WHAT TO WORK ON: All of the data, from the first line to the last, should be reproduced without alteration.

──────── PROVIDED INFORMATION

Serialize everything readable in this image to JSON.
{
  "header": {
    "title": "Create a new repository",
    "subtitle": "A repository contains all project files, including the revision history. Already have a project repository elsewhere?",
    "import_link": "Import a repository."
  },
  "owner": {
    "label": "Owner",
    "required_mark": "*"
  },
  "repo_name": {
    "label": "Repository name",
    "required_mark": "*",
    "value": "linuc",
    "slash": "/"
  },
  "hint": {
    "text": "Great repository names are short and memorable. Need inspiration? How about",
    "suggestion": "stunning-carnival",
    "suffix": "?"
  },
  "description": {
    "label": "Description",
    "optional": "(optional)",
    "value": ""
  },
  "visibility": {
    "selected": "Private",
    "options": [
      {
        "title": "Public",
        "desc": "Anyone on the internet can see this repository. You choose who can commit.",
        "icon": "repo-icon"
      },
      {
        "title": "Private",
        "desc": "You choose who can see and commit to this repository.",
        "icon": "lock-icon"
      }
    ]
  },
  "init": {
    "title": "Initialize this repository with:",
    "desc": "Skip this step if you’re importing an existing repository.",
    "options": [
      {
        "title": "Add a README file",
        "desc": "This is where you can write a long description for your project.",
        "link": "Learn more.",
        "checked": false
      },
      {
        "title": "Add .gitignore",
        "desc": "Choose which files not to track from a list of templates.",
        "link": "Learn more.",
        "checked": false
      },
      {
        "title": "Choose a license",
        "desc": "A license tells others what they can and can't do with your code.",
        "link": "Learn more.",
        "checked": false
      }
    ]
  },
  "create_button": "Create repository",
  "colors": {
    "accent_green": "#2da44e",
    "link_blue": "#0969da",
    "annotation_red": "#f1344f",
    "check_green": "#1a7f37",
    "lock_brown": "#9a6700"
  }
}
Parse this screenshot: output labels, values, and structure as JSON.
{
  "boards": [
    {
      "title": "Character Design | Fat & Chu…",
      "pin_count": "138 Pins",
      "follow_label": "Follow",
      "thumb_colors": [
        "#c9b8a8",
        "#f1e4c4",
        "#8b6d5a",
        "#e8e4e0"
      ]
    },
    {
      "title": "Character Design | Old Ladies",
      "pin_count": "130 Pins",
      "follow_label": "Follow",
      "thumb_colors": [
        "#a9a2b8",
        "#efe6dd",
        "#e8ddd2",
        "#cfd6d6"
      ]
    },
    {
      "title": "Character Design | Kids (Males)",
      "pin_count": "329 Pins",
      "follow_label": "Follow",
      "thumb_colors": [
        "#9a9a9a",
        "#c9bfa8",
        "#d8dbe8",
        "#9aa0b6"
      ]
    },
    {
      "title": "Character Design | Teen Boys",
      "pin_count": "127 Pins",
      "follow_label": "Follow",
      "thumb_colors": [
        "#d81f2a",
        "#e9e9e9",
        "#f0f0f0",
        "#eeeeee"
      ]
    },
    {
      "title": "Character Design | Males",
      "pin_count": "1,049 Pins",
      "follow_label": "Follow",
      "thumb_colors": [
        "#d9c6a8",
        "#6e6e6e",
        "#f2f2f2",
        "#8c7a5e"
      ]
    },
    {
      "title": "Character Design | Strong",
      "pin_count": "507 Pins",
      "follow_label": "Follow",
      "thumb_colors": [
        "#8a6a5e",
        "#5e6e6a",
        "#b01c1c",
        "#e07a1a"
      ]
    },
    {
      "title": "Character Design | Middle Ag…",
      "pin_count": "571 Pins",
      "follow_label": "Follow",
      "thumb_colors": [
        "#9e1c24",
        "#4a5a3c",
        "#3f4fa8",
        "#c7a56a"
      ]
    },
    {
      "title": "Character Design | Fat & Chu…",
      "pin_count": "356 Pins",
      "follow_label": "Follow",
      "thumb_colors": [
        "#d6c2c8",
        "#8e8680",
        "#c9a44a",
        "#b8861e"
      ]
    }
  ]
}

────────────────

WRITTEN RESPONSE:
Serialize everything readable in this image to JSON.
{
  "header": {
    "title": "Create a new repository",
    "subtitle": "A repository contains all project files, including the revision history. Already have a project repository elsewhere?",
    "import_link": "Import a repository."
  },
  "owner": {
    "label": "Owner",
    "required_mark": "*"
  },
  "repo_name": {
    "label": "Repository name",
    "required_mark": "*",
    "value": "linuc",
    "slash": "/"
  },
  "hint": {
    "text": "Great repository names are short and memorable. Need inspiration? How about",
    "suggestion": "stunning-carnival",
    "suffix": "?"
  },
  "description": {
    "label": "Description",
    "optional": "(optional)",
    "value": ""
  },
  "visibility": {
    "selected": "Private",
    "options": [
      {
        "title": "Public",
        "desc": "Anyone on the internet can see this repository. You choose who can commit.",
        "icon": "repo-icon"
      },
      {
        "title": "Private",
        "desc": "You choose who can see and commit to this repository.",
        "icon": "lock-icon"
      }
    ]
  },
  "init": {
    "title": "Initialize this repository with:",
    "desc": "Skip this step if you’re importing an existing repository.",
    "options": [
      {
        "title": "Add a README file",
        "desc": "This is where you can write a long description for your project.",
        "link": "Learn more.",
        "checked": false
      },
      {
        "title": "Add .gitignore",
        "desc": "Choose which files not to track from a list of templates.",
        "link": "Learn more.",
        "checked": false
      },
      {
        "title": "Choose a license",
        "desc": "A license tells others what they can and can't do with your code.",
        "link": "Learn more.",
        "checked": false
      }
    ]
  },
  "create_button": "Create repository",
  "colors": {
    "accent_green": "#2da44e",
    "link_blue": "#0969da",
    "annotation_red": "#f1344f",
    "check_green": "#1a7f37",
    "lock_brown": "#9a6700"
  }
}
Parse this screenshot: output labels, values, and structure as JSON.
{
  "boards": [
    {
      "title": "Character Design | Fat & Chu…",
      "pin_count": "138 Pins",
      "follow_label": "Follow",
      "thumb_colors": [
        "#c9b8a8",
        "#f1e4c4",
        "#8b6d5a",
        "#e8e4e0"
      ]
    },
    {
      "title": "Character Design | Old Ladies",
      "pin_count": "130 Pins",
      "follow_label": "Follow",
      "thumb_colors": [
        "#a9a2b8",
        "#efe6dd",
        "#e8ddd2",
        "#cfd6d6"
      ]
    },
    {
      "title": "Character Design | Kids (Males)",
      "pin_count": "329 Pins",
      "follow_label": "Follow",
      "thumb_colors": [
        "#9a9a9a",
        "#c9bfa8",
        "#d8dbe8",
        "#9aa0b6"
      ]
    },
    {
      "title": "Character Design | Teen Boys",
      "pin_count": "127 Pins",
      "follow_label": "Follow",
      "thumb_colors": [
        "#d81f2a",
        "#e9e9e9",
        "#f0f0f0",
        "#eeeeee"
      ]
    },
    {
      "title": "Character Design | Males",
      "pin_count": "1,049 Pins",
      "follow_label": "Follow",
      "thumb_colors": [
        "#d9c6a8",
        "#6e6e6e",
        "#f2f2f2",
        "#8c7a5e"
      ]
    },
    {
      "title": "Character Design | Strong",
      "pin_count": "507 Pins",
      "follow_label": "Follow",
      "thumb_colors": [
        "#8a6a5e",
        "#5e6e6a",
        "#b01c1c",
        "#e07a1a"
      ]
    },
    {
      "title": "Character Design | Middle Ag…",
      "pin_count": "571 Pins",
      "follow_label": "Follow",
      "thumb_colors": [
        "#9e1c24",
        "#4a5a3c",
        "#3f4fa8",
        "#c7a56a"
      ]
    },
    {
      "title": "Character Design | Fat & Chu…",
      "pin_count": "356 Pins",
      "follow_label": "Follow",
      "thumb_colors": [
        "#d6c2c8",
        "#8e8680",
        "#c9a44a",
        "#b8861e"
      ]
    }
  ]
}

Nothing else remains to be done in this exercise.